▶ Problem to solve
With the string "this" as the filter, copy each matching line from the records.

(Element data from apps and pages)
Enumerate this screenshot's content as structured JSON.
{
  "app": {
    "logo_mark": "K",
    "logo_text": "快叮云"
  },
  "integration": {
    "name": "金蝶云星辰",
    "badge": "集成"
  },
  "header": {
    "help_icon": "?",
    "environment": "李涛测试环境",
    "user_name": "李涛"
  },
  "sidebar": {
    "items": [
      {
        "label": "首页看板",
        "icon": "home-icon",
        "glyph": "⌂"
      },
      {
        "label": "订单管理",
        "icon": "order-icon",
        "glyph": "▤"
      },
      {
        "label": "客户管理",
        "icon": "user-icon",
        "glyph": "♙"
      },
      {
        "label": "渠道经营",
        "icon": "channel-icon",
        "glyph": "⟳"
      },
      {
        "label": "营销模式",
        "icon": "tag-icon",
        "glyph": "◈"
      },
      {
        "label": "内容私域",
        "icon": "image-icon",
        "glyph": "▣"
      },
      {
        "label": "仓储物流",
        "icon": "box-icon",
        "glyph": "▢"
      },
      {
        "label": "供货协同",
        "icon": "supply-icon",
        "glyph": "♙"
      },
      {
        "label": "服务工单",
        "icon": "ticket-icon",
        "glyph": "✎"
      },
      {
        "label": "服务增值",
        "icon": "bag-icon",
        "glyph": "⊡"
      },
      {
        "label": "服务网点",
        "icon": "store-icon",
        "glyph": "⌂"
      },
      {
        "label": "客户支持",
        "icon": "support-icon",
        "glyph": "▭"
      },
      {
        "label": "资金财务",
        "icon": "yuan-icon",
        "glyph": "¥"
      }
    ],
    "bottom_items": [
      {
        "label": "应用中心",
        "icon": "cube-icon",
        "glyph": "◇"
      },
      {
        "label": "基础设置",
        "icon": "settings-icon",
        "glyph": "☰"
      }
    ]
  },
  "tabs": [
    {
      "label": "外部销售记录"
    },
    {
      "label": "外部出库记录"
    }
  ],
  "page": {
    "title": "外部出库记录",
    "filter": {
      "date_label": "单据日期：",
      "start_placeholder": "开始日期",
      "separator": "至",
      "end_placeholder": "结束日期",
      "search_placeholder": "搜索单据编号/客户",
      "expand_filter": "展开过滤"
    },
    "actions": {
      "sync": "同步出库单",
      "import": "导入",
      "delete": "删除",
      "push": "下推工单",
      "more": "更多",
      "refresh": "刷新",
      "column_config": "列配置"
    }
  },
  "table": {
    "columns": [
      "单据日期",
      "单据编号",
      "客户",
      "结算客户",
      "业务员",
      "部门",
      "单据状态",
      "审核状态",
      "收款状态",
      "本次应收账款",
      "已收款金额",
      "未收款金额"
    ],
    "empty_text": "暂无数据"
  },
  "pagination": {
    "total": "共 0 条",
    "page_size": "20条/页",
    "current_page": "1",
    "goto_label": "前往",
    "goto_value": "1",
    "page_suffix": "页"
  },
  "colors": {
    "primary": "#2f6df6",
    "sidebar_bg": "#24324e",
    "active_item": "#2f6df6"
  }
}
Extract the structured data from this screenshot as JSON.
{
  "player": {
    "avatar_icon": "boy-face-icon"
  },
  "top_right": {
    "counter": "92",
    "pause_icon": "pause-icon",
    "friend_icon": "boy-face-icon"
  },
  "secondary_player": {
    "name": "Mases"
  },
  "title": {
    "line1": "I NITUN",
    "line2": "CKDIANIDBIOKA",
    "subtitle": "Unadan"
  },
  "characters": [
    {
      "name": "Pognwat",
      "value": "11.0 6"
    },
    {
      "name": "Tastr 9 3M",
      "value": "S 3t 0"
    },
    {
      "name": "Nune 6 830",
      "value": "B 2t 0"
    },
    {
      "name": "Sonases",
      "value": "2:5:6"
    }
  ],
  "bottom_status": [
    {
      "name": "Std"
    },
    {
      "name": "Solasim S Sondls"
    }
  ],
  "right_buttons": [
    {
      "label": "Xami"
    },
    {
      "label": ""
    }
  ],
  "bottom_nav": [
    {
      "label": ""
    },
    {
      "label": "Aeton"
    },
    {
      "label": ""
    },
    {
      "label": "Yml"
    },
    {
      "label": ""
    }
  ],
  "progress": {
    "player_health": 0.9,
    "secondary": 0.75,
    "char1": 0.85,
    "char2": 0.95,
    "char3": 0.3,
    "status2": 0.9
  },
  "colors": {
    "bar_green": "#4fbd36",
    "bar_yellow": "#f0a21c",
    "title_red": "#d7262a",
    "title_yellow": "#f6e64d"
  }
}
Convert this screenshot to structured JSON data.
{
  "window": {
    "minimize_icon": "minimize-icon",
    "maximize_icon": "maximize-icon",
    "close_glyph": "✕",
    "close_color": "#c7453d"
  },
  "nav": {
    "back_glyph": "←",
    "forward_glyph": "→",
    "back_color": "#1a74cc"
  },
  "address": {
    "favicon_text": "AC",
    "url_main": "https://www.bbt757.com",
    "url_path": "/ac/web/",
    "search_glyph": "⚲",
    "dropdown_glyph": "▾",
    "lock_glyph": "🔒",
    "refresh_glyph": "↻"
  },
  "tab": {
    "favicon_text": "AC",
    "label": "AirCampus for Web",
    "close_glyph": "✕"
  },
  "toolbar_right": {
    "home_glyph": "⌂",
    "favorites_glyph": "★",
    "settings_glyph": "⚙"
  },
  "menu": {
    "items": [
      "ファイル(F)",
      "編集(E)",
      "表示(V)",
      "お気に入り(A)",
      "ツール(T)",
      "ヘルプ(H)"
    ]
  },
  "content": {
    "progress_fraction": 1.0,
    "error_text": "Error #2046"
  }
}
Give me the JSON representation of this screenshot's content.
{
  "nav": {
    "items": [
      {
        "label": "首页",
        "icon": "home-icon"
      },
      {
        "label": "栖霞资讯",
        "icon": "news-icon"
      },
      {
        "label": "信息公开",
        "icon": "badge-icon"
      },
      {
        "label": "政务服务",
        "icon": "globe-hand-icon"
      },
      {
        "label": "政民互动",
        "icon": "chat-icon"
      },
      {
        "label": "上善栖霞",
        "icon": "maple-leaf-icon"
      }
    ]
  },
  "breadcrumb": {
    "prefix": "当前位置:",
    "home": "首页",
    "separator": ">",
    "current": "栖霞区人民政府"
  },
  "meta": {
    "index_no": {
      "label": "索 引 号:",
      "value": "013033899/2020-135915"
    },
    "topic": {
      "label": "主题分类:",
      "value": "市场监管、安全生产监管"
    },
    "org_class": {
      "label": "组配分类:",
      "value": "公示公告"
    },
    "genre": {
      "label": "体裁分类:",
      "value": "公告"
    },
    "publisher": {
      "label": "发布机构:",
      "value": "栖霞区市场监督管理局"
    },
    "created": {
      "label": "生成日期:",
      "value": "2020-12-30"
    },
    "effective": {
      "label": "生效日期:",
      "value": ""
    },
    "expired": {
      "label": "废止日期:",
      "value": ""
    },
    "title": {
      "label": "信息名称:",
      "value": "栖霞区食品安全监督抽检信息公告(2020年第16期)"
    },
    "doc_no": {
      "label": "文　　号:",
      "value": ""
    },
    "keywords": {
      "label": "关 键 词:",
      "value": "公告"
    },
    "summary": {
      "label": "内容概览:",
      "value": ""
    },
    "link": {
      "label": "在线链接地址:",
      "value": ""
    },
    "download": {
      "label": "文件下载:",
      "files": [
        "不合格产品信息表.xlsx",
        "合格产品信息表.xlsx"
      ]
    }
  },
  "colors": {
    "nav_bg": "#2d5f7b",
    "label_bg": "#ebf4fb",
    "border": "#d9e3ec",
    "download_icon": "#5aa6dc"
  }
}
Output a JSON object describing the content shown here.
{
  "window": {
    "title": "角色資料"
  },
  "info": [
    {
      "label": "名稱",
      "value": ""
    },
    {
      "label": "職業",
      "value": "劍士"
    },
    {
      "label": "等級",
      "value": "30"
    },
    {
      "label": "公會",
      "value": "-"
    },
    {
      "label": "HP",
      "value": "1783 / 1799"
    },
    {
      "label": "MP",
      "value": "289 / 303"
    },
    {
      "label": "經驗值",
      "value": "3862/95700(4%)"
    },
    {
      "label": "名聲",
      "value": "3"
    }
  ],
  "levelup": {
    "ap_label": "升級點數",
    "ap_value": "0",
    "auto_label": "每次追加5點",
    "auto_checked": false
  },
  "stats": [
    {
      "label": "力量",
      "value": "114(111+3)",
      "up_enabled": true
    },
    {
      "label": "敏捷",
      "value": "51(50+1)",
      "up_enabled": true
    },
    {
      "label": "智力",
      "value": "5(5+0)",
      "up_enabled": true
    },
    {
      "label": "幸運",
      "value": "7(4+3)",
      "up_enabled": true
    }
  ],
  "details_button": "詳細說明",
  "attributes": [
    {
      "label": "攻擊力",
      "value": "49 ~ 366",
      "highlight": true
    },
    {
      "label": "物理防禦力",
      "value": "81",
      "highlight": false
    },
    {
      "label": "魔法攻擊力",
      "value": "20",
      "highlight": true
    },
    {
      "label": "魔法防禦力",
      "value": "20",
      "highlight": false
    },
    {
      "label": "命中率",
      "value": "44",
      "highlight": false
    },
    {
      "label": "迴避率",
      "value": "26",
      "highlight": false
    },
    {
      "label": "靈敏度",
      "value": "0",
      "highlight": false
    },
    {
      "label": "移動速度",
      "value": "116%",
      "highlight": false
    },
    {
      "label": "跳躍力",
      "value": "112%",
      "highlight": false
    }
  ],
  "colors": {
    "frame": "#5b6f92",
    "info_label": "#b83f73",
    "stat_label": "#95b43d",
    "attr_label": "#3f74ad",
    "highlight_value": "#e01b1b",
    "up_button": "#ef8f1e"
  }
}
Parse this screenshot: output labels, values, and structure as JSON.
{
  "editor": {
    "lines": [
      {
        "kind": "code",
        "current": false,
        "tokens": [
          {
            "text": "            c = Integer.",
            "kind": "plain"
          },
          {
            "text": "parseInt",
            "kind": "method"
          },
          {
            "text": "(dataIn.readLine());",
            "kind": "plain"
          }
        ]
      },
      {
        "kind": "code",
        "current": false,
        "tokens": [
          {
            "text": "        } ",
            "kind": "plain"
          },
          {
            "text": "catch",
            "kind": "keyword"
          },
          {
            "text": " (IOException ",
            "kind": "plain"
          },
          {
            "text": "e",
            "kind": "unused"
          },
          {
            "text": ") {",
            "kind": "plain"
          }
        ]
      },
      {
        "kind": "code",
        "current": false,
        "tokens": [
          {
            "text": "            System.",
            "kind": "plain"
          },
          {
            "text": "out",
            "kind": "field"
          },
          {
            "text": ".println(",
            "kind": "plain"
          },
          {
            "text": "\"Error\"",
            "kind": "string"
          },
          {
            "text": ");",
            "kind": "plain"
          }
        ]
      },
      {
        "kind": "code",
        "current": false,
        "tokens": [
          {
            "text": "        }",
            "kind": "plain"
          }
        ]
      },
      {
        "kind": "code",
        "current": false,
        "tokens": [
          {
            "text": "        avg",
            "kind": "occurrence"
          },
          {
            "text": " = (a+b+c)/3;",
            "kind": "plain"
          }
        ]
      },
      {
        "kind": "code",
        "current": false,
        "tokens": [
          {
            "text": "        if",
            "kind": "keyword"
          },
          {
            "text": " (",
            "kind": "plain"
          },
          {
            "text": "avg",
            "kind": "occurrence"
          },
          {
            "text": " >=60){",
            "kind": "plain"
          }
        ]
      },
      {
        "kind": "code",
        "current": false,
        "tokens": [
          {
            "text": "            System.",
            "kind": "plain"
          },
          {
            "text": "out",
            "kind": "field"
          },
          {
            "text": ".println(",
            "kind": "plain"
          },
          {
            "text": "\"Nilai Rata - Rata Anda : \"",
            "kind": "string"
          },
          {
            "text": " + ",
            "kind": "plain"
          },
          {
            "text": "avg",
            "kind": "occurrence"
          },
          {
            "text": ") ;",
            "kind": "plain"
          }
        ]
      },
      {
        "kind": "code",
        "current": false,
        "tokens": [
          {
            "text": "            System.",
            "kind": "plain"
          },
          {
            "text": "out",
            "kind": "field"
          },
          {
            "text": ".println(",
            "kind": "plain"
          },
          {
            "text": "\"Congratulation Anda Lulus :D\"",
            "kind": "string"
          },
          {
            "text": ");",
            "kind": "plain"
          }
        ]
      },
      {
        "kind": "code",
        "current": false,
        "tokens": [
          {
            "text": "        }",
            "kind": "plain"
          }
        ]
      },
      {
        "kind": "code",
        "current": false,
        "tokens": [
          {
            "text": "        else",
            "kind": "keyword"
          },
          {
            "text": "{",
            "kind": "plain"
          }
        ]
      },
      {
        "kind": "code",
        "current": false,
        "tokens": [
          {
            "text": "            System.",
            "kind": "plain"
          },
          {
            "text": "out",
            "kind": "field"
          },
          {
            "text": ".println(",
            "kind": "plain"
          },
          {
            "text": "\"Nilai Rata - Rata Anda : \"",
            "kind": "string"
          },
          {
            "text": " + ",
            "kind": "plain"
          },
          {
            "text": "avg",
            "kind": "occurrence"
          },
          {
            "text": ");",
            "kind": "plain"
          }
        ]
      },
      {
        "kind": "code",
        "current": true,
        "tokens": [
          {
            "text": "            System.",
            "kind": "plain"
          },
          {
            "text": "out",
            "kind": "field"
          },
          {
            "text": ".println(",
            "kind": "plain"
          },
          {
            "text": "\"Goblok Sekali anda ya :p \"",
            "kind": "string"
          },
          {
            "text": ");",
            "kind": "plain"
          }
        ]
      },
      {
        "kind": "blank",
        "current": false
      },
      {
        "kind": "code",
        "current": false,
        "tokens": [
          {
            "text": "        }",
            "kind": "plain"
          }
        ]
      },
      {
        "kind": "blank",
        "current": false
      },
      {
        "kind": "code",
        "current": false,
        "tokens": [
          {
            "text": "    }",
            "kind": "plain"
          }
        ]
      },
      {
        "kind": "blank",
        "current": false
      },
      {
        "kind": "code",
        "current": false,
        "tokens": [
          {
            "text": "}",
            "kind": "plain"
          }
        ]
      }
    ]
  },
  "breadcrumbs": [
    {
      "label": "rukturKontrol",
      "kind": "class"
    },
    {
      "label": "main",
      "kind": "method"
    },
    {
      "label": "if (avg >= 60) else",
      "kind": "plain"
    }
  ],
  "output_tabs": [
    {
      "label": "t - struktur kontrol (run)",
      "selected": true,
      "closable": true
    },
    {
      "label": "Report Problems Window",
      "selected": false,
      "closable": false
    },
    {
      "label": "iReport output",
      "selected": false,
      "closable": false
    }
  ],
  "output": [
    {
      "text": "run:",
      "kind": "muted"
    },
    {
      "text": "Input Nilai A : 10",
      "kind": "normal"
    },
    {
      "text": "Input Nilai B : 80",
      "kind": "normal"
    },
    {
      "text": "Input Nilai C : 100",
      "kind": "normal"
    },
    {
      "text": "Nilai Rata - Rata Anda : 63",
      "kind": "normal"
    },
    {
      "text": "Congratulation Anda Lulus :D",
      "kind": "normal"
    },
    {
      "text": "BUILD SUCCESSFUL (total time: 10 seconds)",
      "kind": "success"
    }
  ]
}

▶ Solution to the exercise
Enumerate this screenshot's content as structured JSON.
Extract the structured data from this screenshot as JSON.
Convert this screenshot to structured JSON data.
Give me the JSON representation of this screenshot's content.
Parse this screenshot: output labels, values, and structure as JSON.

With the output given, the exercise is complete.